The University of Maine baseball program likely will lose a handful of pitchers upon completion of the 2012 season.
At least one of those spots has already been filled.
Tommy Lawrence, a transfer from Winthrop University, has signed a National Letter of Intent to play for coach Steve Trimper’s Black Bears.
Lawrence decided to make a move because of his desire to be a starting pitcher.
“At Winthrop I just felt like I wasn’t going to get a shot to start, so I asked for my release (from his NLI),” said Lawrence, who spent this summer playing with four of his future teammates at Sanford of the New England Collegiate Baseball League.
“(Black Bears pitcher) A.J. Bazdanes talked to me and Maine sounded like a place that I wanted to go,” added Lawrence, who said he chose UMaine over Connecticut. He also played against UMaine righty Sean Coughlin in high school.
Trimper declined comment pending confirmation of the receipt of Lawrence’s NLI.
The righthanded pitcher from West Haven, Conn., who spent the last two seasons at Division I Winthrop, must sit out one year, according to NCAA transfer rules. He will become eligible in the fall of 2012 and will have two years of eligibility remaining.
Lawrence thinks it will be worth the wait.
“I kind of wanted to do it (transfer) no matter what,” he said. “I’ll be able to get in better shape and I’ll be able to get stronger.”
Lawrence had a good summer for the Sanford Mainers. The team is managed by former UMaine star and assistant coach Aaron Izaryk.
The 6-foot, 195-pounder had a 2-2 record with a nifty 1.22 earned run average with the Mainers, where he played with UMaine’s Bazdanes, Jonathan Balentina, Justin Leisenheimer and Matt Verrier of Norway. He allowed only 30 hits in 51 2/3 innings with 31 strikeouts and 12 walks.
“It’s the first time I got to start in two or three years, so I was just pumped up about that and was able to pitch pretty good,” Lawrence said.
Lawrence, 20, ended his season with a five-hit shutout of North Shore in the first round of the NECBL playoffs.
Opponents batted .161 against him.
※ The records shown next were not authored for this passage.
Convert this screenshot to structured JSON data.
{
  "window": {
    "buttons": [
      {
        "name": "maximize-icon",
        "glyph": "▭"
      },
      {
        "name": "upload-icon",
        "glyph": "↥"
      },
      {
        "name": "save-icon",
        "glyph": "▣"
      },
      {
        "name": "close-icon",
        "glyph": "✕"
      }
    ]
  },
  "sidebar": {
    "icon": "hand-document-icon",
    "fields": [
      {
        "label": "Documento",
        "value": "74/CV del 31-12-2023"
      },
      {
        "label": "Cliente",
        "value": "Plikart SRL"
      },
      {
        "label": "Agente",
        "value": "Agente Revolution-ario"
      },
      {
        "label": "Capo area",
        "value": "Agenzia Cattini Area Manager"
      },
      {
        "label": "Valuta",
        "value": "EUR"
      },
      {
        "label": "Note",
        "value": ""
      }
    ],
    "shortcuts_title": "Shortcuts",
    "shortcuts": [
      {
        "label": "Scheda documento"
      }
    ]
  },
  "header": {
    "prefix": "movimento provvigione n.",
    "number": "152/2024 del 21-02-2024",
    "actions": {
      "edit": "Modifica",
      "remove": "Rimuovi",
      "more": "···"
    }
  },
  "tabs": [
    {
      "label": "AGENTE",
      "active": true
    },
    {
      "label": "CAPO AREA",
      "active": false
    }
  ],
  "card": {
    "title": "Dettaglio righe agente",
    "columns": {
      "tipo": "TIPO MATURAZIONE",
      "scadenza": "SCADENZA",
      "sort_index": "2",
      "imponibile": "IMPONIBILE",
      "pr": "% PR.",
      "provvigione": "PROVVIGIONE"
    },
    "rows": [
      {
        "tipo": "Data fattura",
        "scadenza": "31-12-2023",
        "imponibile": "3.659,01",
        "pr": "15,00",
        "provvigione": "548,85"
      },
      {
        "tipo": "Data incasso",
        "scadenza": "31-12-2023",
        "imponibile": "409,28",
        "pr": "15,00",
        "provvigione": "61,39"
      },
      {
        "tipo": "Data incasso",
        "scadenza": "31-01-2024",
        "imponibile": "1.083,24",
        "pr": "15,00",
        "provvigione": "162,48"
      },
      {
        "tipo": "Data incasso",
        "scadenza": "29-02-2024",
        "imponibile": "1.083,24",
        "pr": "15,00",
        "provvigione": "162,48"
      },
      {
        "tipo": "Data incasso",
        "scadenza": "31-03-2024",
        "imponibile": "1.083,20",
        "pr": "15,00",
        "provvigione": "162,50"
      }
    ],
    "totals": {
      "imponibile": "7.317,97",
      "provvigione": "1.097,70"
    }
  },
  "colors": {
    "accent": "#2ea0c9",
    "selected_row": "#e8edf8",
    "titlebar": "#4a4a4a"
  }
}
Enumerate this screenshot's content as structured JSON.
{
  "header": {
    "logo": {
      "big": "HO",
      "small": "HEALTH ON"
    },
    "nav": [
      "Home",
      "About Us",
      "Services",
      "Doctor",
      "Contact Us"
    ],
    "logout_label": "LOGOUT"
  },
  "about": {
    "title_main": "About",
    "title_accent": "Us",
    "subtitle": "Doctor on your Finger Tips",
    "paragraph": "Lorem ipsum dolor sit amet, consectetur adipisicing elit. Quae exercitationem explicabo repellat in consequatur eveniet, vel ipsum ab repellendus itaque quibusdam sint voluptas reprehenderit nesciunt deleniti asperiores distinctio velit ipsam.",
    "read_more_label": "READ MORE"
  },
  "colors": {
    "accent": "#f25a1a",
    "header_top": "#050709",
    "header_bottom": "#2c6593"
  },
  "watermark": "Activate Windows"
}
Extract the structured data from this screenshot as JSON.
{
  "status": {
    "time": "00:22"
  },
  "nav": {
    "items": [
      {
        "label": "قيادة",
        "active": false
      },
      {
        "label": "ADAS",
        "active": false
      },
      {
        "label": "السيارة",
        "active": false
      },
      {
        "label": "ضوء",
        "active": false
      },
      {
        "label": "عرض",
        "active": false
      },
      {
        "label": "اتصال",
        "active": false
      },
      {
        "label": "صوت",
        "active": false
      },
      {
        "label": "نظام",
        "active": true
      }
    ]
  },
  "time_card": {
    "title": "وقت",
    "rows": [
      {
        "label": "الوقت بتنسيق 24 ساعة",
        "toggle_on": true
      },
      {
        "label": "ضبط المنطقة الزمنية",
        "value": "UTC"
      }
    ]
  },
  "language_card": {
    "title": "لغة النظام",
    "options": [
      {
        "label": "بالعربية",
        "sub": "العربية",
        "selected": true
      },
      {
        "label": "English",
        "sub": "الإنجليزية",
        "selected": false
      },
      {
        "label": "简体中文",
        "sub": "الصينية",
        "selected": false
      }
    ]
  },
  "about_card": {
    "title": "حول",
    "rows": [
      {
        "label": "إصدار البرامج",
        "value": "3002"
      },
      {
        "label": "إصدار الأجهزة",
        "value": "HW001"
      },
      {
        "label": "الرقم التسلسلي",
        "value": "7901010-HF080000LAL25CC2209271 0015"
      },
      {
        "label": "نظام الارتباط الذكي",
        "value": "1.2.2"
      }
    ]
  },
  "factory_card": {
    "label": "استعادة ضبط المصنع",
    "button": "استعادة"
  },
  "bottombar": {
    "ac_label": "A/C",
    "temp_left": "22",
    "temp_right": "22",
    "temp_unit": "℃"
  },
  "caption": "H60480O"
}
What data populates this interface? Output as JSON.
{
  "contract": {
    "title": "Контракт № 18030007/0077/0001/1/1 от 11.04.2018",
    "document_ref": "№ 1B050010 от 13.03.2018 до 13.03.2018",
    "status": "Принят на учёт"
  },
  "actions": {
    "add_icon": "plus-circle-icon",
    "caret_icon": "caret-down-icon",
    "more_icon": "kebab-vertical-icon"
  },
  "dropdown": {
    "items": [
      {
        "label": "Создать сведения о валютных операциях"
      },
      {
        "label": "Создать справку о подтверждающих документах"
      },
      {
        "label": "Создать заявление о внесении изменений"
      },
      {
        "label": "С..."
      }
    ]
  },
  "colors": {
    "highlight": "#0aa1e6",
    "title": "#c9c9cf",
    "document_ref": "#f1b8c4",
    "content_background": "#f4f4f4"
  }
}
“He already is good, but in terms of America East, he’s going to be a front-line guy,” Izaryk said. “He relies a lot on movement. He’s about 86-88 (mph), kind of a sinker ball pitcher, but can straighten it out and throw harder. He has an above average breaking ball and an above-average changeup.”
Lawrence pitched extensively at Winthrop of the Big South Conference, working almost exclusively in relief. He appeared in 43 games, posting a 3-8 record and a 6.35 ERA with five saves in two seasons. He struck out 66 and walked 34 while surrendering 98 hits in 78 innings.
Last spring, Lawrence was 1-4 with a 4.03 ERA and registered four saves. He was third on the team with 21 appearances and struck out 31 in 38 innings.
“I had a pretty good high school career as a starter,” Lawrence said. “I never really was a reliever.”
Izaryk said Lawrence knows the game and puts in time to prepare.
“He’s a super kid, just works his tail off every day,” Izaryk said. “He’s pretty special in terms of the way he approaches hitters. He knows what he’s got to do to be successful every hitter and every pitch.”